DIN rails, pipes, or walls. (Photo courtesy of Siemens Industry Inc.)
Mid-morning on a hillside near Carluke, Scotland. If you didn’t know any better, you might not realize that you were standing in the middle of a wastewater treatment facility.
Green grass waves in the light breeze, as 6.8 megaliters (1.8 million gallons) of influent flow daily through a mossy covered channel during dry weather–increasing to nearly 41 megaliters (10.8 million gallons) during storm conditions. Black crows squawk as they ride the rotating trickling filter like excited children on a slow-moving merry-go-round.
Scottish Water operates thousands of wastewater treatment facilities across the country–both small, like this one located about 32 kilometers (20 miles) south of Glasgow, and much larger. In total, the company collects and treats more than 864 megaliters (228 million gallons) of wastewater from households, businesses, and industry every day. Continuous improvement is a priority for the company–in everything from energy saving initiatives to equipment upgrades.

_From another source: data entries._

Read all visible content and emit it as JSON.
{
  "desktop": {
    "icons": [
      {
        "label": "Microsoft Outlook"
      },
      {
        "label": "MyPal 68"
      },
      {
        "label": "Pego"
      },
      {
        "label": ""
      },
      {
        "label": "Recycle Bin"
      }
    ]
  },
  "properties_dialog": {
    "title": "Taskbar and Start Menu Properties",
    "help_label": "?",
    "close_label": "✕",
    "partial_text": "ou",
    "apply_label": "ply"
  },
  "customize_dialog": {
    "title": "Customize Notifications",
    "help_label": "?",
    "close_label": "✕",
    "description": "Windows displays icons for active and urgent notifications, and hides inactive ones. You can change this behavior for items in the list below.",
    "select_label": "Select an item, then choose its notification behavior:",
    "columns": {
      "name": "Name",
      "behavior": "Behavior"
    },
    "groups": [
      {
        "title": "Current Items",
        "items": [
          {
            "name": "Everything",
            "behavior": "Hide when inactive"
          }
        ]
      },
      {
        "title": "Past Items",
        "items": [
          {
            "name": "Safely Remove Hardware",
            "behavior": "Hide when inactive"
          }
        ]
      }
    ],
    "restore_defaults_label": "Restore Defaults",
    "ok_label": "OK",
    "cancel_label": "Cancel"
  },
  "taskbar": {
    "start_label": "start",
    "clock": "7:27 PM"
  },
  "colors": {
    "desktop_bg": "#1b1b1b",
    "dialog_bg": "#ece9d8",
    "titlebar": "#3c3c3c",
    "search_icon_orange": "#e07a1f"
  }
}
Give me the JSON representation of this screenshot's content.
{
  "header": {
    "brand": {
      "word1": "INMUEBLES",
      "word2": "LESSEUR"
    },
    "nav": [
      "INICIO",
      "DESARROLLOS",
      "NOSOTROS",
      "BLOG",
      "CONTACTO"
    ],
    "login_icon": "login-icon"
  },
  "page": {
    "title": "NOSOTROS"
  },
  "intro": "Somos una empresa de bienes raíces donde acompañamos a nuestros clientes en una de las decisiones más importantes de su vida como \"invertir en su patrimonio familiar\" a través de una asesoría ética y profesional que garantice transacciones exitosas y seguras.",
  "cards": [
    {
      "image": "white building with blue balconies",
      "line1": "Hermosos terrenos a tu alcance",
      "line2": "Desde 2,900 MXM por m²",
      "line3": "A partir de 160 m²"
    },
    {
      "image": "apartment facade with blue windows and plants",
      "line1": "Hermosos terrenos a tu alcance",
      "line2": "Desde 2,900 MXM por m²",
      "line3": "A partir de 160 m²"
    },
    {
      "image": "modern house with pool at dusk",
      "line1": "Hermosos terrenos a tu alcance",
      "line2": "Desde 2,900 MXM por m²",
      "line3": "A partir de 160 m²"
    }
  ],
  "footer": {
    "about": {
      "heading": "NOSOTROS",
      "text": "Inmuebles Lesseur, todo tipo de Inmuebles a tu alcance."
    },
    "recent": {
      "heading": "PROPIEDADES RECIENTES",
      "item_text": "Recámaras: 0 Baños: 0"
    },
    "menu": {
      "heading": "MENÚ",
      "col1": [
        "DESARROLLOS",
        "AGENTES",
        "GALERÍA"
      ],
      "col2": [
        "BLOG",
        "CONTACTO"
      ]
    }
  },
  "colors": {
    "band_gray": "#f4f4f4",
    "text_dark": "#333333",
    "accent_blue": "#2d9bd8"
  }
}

Wastewater from nearby towns and villages flows to Mauldslie STW, first streaming through the primary cleaning area. Influent runs through open channels on its way to chemical treatment. A Siemens Echomax XRS-5 ultrasonic transducer, mounted above the influent flume and coupled with a HydroRanger 200 level controller, monitors head level in the channel and uses that information to calculate flow data.
Level measurements from the influent flume are important for day-to-day operations and for environmental reporting. Controllers provide Scottish Water’s operations with a continual flow of information to determine chemical dosing and treatment quantities. Higher accuracy means better process control, which translates into long-term cost savings for Scottish Water and its customers. As well, monitoring influent and effluent helps to determine a wastewater facility’s performance and any future upgrades or expansions.

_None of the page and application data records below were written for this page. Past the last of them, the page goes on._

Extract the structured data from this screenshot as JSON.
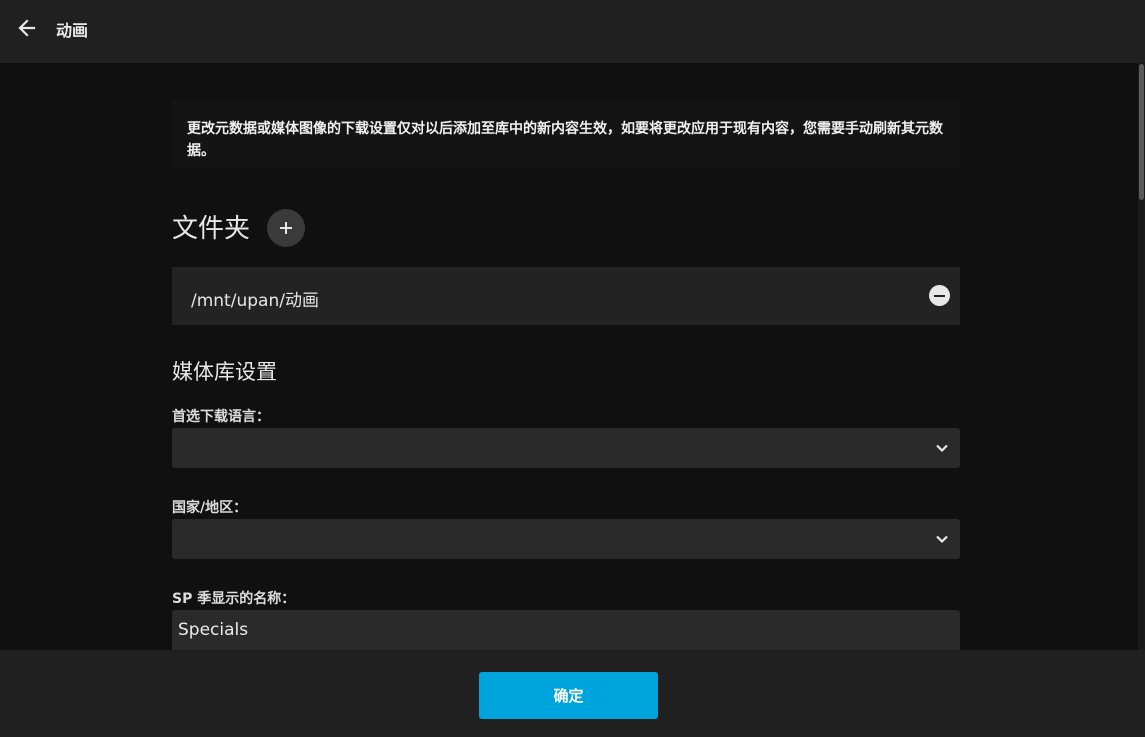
{
  "header": {
    "title": "动画",
    "back_icon": "arrow-left-icon"
  },
  "notice": {
    "text": "更改元数据或媒体图像的下载设置仅对以后添加至库中的新内容生效，如要将更改应用于现有内容，您需要手动刷新其元数据。"
  },
  "folders": {
    "title": "文件夹",
    "add_icon": "plus-icon",
    "items": [
      {
        "path": "/mnt/upan/动画",
        "remove_icon": "minus-circle-icon"
      }
    ]
  },
  "library_settings": {
    "title": "媒体库设置",
    "language": {
      "label": "首选下载语言：",
      "value": ""
    },
    "country": {
      "label": "国家/地区：",
      "value": ""
    },
    "specials": {
      "label": "SP 季显示的名称：",
      "value": "Specials"
    }
  },
  "footer": {
    "ok_label": "确定"
  },
  "colors": {
    "accent": "#00a4dc",
    "header_bg": "#202020",
    "page_bg": "#101010",
    "field_bg": "#2a2a2a"
  }
}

Level measurements reported to governmental monitoring agencies must therefore be highly accurate. The HydroRanger 200 was working well in this open-channel monitoring application, but improved accuracy is always desirable for wastewater treatment facilities. Also, some advanced programming required frequent use of the manual. Scottish Water was interested in trying Siemens’ newest ultrasonic controller to compare its features with those of the older device.
The newly introduced SITRANS LUT400 is a good fit for the water/wastewater industry. The SITRANS LUT400 series features one milimeter (0.04-inch) accuracy, intuitive operation, and a host of other customer-driven features. Three models make up the series: SITRANS LUT420 Level and Volume Controller, SITRANS LUT430 Level, Volume, Pump, and Flow Controller, and SITRANS LUT440 High Accuracy Open Channel Monitor (OCM), which also provides a full suite of advanced level, volume, and pump controls.

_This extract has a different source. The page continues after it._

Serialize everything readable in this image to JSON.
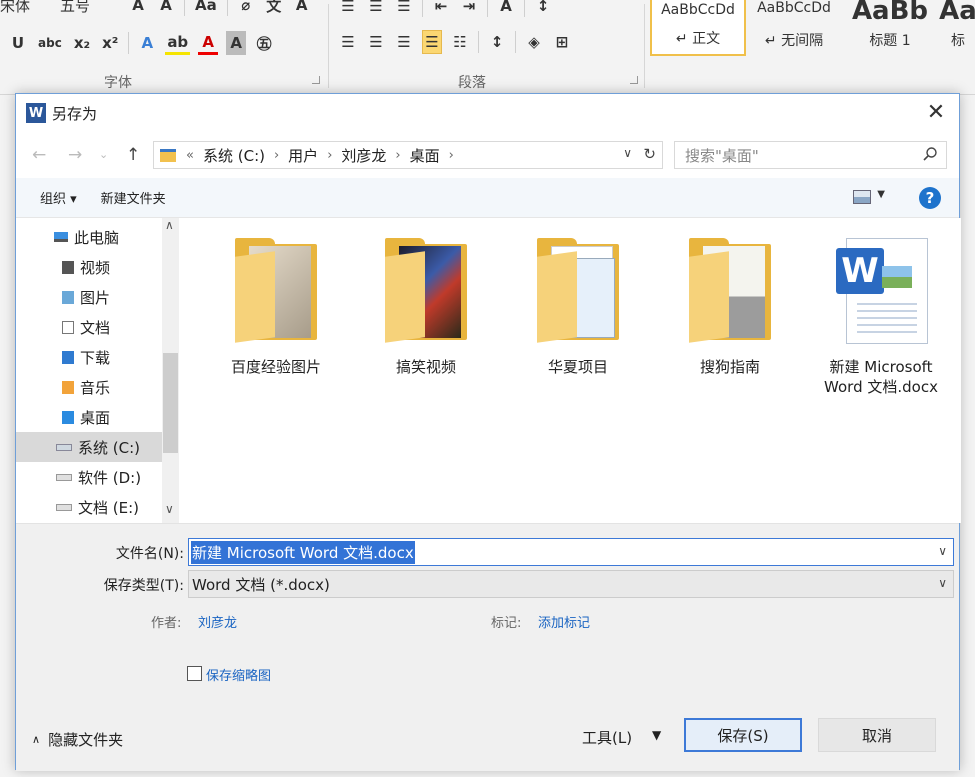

For monitoring levels in the influent flume, Scottish Water operators installed a SITRANS LUT440. The controller is well suited for outdoor applications. Installation and setup was fast and easy, and there was no need to replace the existing Echomax transducers. Using the Quick Start Wizard, operators programmed the SITRANS LUT440 in under a minute! No fine-tuning, no specialized training, and no user manual required. In fact, after his first experience with SITRANS LUT400 series’ Quick Start Wizard and setup process, one Scottish Water operator was able to train his colleague on how to commission the controller.
How quickly the student becomes the teacher!
For over 25 years, Scottish Water has been using Siemens ultrasonics. The increased accuracy of SITRANS LUT440 in open channels gives operators exact knowledge of wastewater levels. From the first moment influent enters the site, level precision helps ensure processes are better controlled–during primary cleaning, chemical dosing, and beyond. Similarly, Scottish Water’s environmental reporting is always precise and in line with government regulations. The controller’s ease of use means lower maintenance costs, since operators can work with the units more quickly during installation and servicing. Accessing diagnostic parameters does not require a laptop or extra equipment–operators can view echo profiles on the backlit LCD display and perform the necessary programming.
“We fi rst installed Siemens ultrasonics over two decades ago,” says Gerry Mason, electrical and mechanical team manager at Scottish Water. “SITRANS LUT400 series controllers are very intuitive and their easy setup encourages operators to use them.”
This blog post was contributed by Siemens Industry Inc.